Social media may have to answer for user activity2 min read . Updated: 24 Nov 2020, 08:55 PM IST
Social media firms may soon have to take greater responsibility for the content we post on their platforms. With govts turning their attention towards regulating platforms, Facebook and Twitter risk losing one of the key protections the law offers them. Mint explores.
Social media firms may soon have to take greater responsibility for the content we post on their platforms. With governments turning their attention towards regulating platforms, Facebook and Twitter risk losing one of the key protections the law offers them. Mint explores.
What is safe harbour protection?
Safe harbour laws protect internet companies from being sued for posts and information that users share through them. It’s the law that keeps Facebook, Twitter, or even Zomato, from being sued for posts, comments or reviews we post on such platforms. Section 230 of the United States’ Communications Decency Act covers this aspect, while Section 79 of Information Technology (IT) Act protects social media platforms in India. Both the US and India have been looking to bring reforms to these laws and giving social media companies more responsibility for the posts users make on them.
What will happen if social media loses it?
Those who oppose reforms claim that removing safe harbour laws will actually increase censorship on these platforms.

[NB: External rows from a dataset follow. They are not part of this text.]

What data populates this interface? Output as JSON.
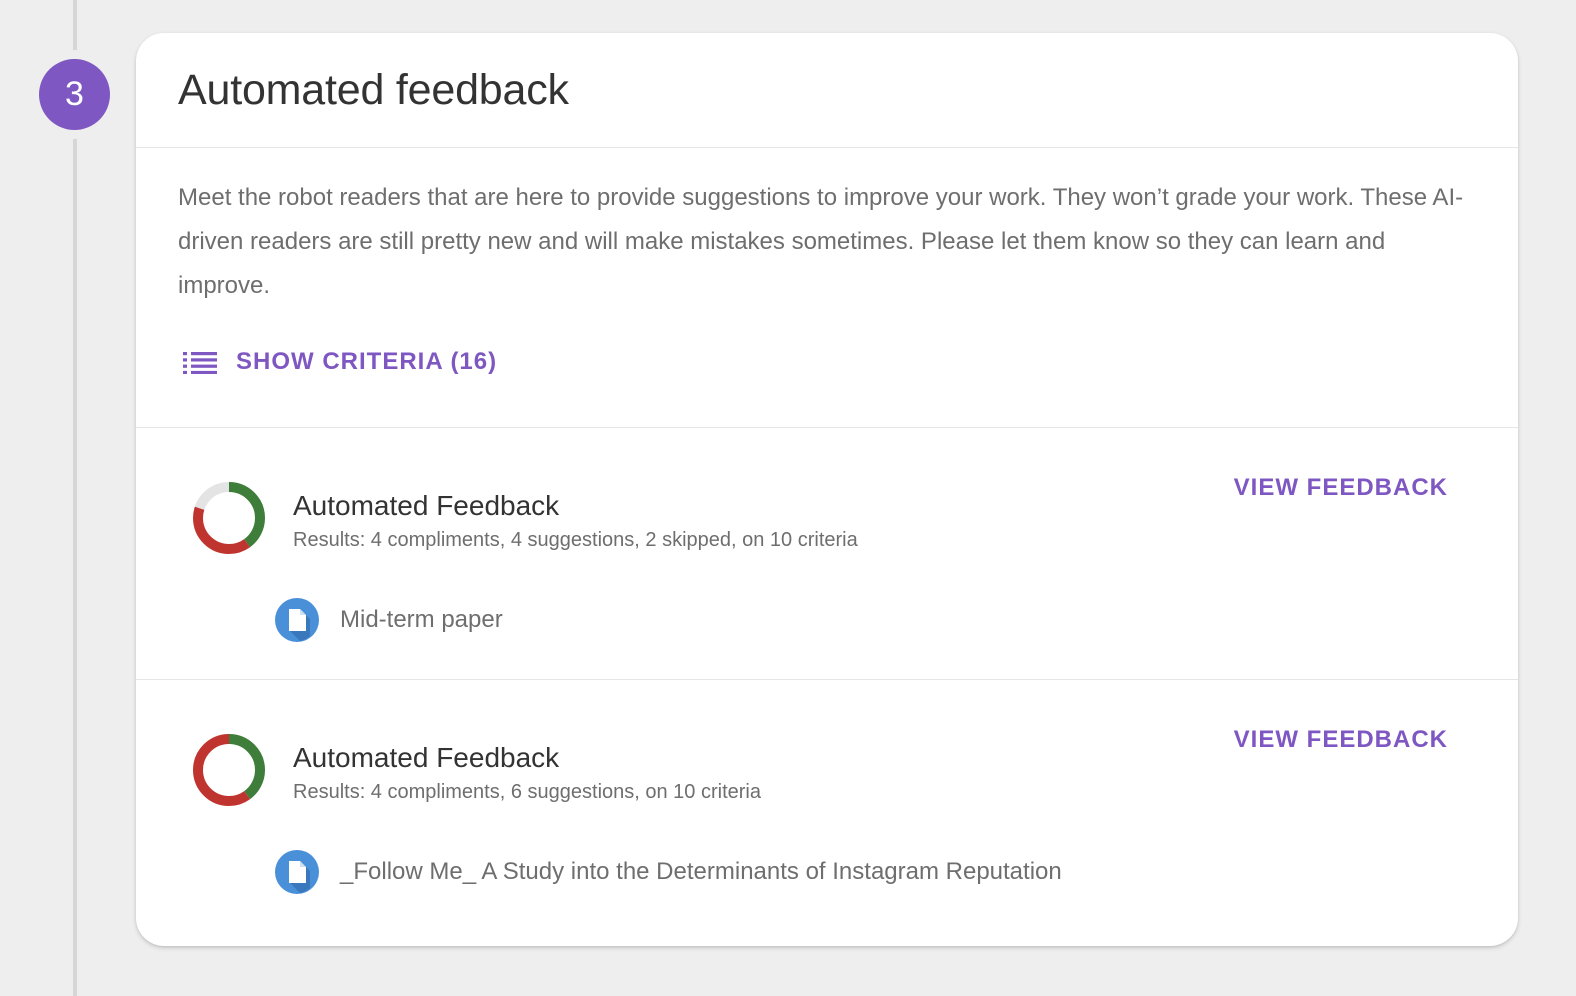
{
  "step": {
    "number": "3"
  },
  "card": {
    "title": "Automated feedback",
    "description": "Meet the robot readers that are here to provide suggestions to improve your work. They won’t grade your work. These AI-driven readers are still pretty new and will make mistakes sometimes. Please let them know so they can learn and improve.",
    "show_criteria_label": "SHOW CRITERIA (16)"
  },
  "feedback_items": [
    {
      "title": "Automated Feedback",
      "results": "Results: 4 compliments, 4 suggestions, 2 skipped, on 10 criteria",
      "view_label": "VIEW FEEDBACK",
      "document": "Mid-term paper",
      "donut": {
        "compliments": 4,
        "suggestions": 4,
        "skipped": 2
      }
    },
    {
      "title": "Automated Feedback",
      "results": "Results: 4 compliments, 6 suggestions, on 10 criteria",
      "view_label": "VIEW FEEDBACK",
      "document": "_Follow Me_ A Study into the Determinants of Instagram Reputation",
      "donut": {
        "compliments": 4,
        "suggestions": 6,
        "skipped": 0
      }
    }
  ],
  "colors": {
    "accent": "#7e57c2",
    "compliment": "#3f7d3a",
    "suggestion": "#c0342f",
    "skipped": "#e4e4e4",
    "doc_icon": "#4a90d9"
  },
  "icons": {
    "criteria": "list-icon",
    "document": "document-icon"
  }
}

The argument is that if Facebook can be sued for a post users make, then it will actively try to avoid such suits by censoring any post that can cause trouble. The platforms also argue that they are only middlemen, and removing these protections will be akin to shooting the messenger. These laws allow WhatsApp to provide end-to-end encryption on chats and upon being requested access, tell the authorities that they can’t get such data, which means removing them could increase government surveillance.
What’s the logic for denying safe harbour protection?
Lawmakers have argued that social media firms no longer act as messengers alone. Since Facebook, Twitter and others use proprietary algorithms, which determine how information will flow through them, they are essentially making decisions that they should be responsible for. The fact that they moderate posts is another reason why they should be held responsible.
Why have these rights not been reformed yet?
While many reports have said governments want to remove safe harbour protections, that’s not exactly true. Most experts believe that lawmakers will instead impose restrictions on platforms that give them greater responsibility. They may add checks and balances which platforms have to ensure before they can claim safe harbour protection. What these checks will be remain unanswered, though. Some say no government wants to be the first to take these decisions, and are instead waiting for others to create a blueprint.
When is the levy of new regulations expected?
Safe harbour protection reforms were discussed at a Congressional hearing in the US last week. Jack Dorsey and Mark Zuckerberg, CEOs of Twitter and Facebook, respectively, were asked why the government shouldn’t bring reforms to this law. India has also been working on updating its own version of these laws, but reports say that Intermediary Guidelines had been delayed since the law ministry wanted them to be in sync with the Data Protection Bill that’s expected to come next year. There’s not much clarity for now.